Understanding Alzheimer's Disease Symptoms
What causes Alzheimer’s Disease?
The exact causes of Alzheimer’s disease are not known. It results from a combination of genetic, environmental, and lifestyle factors. Where genetic factors are involved, they may be passed down from generation to generation.
What we do know is that Alzheimer’s affects brain cells called neurons. The changes that are seen in the brain of an individual with Alzheimer’s disease include - Shrinkage of brain mass, the buildup of a protein called amyloid plaques, and the formation of tangles by another protein called Tau inside the neurons.
What are the risk factors for Alzheimer’s disease?
- Age > 65 years
- Family history of parents or siblings with Alzheimer’s
- Being a woman
- Having other thinking or memory problems
- Certain genetics
- Down syndrome
- Head Injury
What are the symptoms of mild Alzheimer's disease?
In mild disease, the person seems healthy but has a progressing sense of loss of touch with the world around him/her. The realization may simply be that something is wrong. This stage lasts between two to four years. Some common signs include:
- Loss of memory
- Loss of initiative
- Poor judgment
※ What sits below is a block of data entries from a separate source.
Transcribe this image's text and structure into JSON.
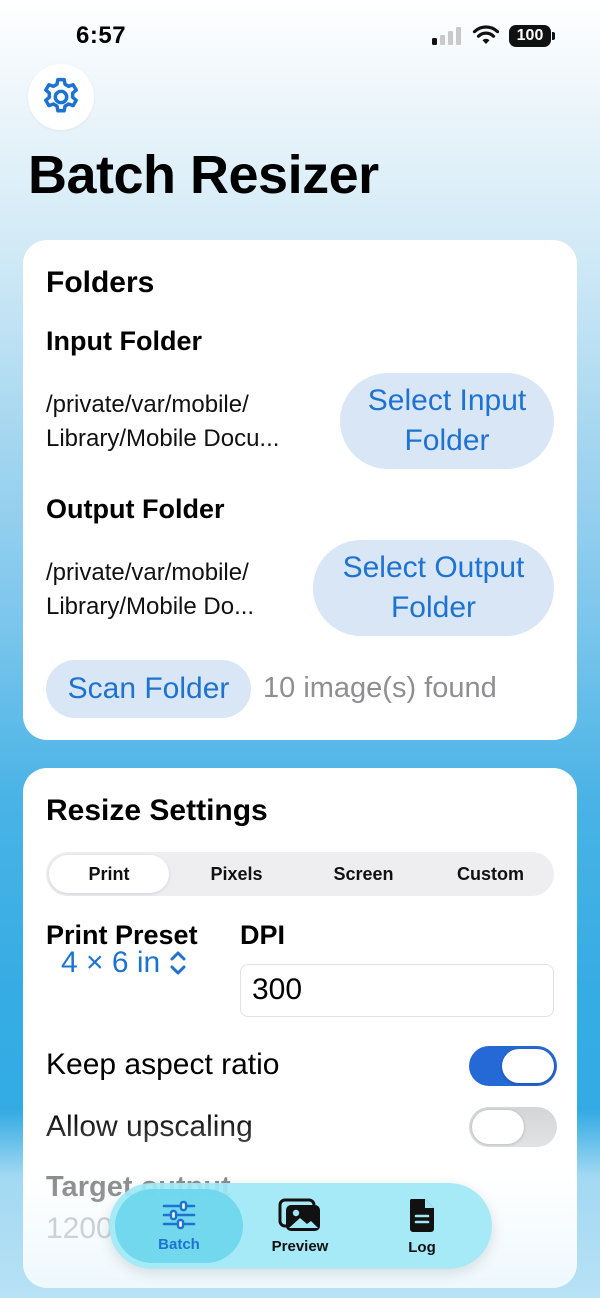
{
  "status_bar": {
    "time": "6:57",
    "battery": "100"
  },
  "header": {
    "title": "Batch Resizer",
    "settings_icon": "gear-icon"
  },
  "folders": {
    "title": "Folders",
    "input_label": "Input Folder",
    "input_path_line1": "/private/var/mobile/",
    "input_path_line2": "Library/Mobile Docu...",
    "select_input_line1": "Select Input",
    "select_input_line2": "Folder",
    "output_label": "Output Folder",
    "output_path_line1": "/private/var/mobile/",
    "output_path_line2": "Library/Mobile Do...",
    "select_output_line1": "Select Output",
    "select_output_line2": "Folder",
    "scan_button": "Scan Folder",
    "found_text": "10 image(s) found"
  },
  "resize": {
    "title": "Resize Settings",
    "segments": [
      "Print",
      "Pixels",
      "Screen",
      "Custom"
    ],
    "selected_segment": "Print",
    "preset_label": "Print Preset",
    "preset_value": "4 × 6 in",
    "dpi_label": "DPI",
    "dpi_value": "300",
    "keep_aspect_label": "Keep aspect ratio",
    "keep_aspect_on": true,
    "allow_upscaling_label": "Allow upscaling",
    "allow_upscaling_on": false,
    "target_output_label": "Target output",
    "target_output_value": "1200"
  },
  "colors": {
    "accent": "#1e72d0",
    "toggle_on": "#2469d6",
    "pill_bg": "#d8e6f6"
  },
  "tab_bar": {
    "tabs": [
      {
        "label": "Batch",
        "icon": "sliders-icon",
        "selected": true
      },
      {
        "label": "Preview",
        "icon": "photos-icon",
        "selected": false
      },
      {
        "label": "Log",
        "icon": "document-icon",
        "selected": false
      }
    ]
  }
}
- Difficulty doing normal activities
- Getting lost and forgetting the location of things
- Mood and personality problems
- Increased anxiety
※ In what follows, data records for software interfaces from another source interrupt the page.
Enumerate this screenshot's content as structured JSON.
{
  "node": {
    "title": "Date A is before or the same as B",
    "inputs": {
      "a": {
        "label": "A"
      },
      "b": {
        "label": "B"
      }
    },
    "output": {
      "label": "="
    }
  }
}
What are the symptoms of moderate Alzheimer’s disease?
This is the stage when the person starts needing supervision and care, increasing the effort on family members. This stage can last between two and ten years. Some common signs and symptoms are:
- Increased memory loss and confusion
- Loss of attention span
- Difficulty speaking clearly
- Problems adjusting to new things or learning anything new
- Difficulty learning new things
- Problems with recognizing close people
- Loss of logical acuity
- Having hallucinations or delusions
- Impulsive behavior
- Increased aggression and anger
- Repetitive words or movements
- Difficulty doing complex tasks
What are the signs and symptoms of severe Alzheimer’s disease?
This is the stage where communication ceases and the person becomes completely dependent on care. Frequently, aspiration pneumonia becomes a terminal issue, because the person is unable to swallow properly without getting food or water into the lungs. Some of the signs and symptoms include:
- Communication becomes difficult or impossible
- Confusion between past and present
- Losing weight
- Having seizures
- Having difficulty eating and swallowing
- Having trouble with bladder and bowel movement control
- Sleeping more
- Making inappropriate sounds
What separates Alzheimer’s from dementia due to normal aging?
Almost everyone gets mild memory loss with normal aging. The main factor that separates someone with Alzheimer’s is that they have trouble with sequential day-to-day tasks and planning daily activities.
What can you do if you suspect you or someone you know has dementia?
Although there is no cure for Alzheimer’s, there are medications that reduce symptoms and allow for better functioning or slow down the progression of the disease. Dementia may also be due to other factors that may be treatable. It is important that you speak to a medical professional and be better prepared for handling the condition as the disease progresses.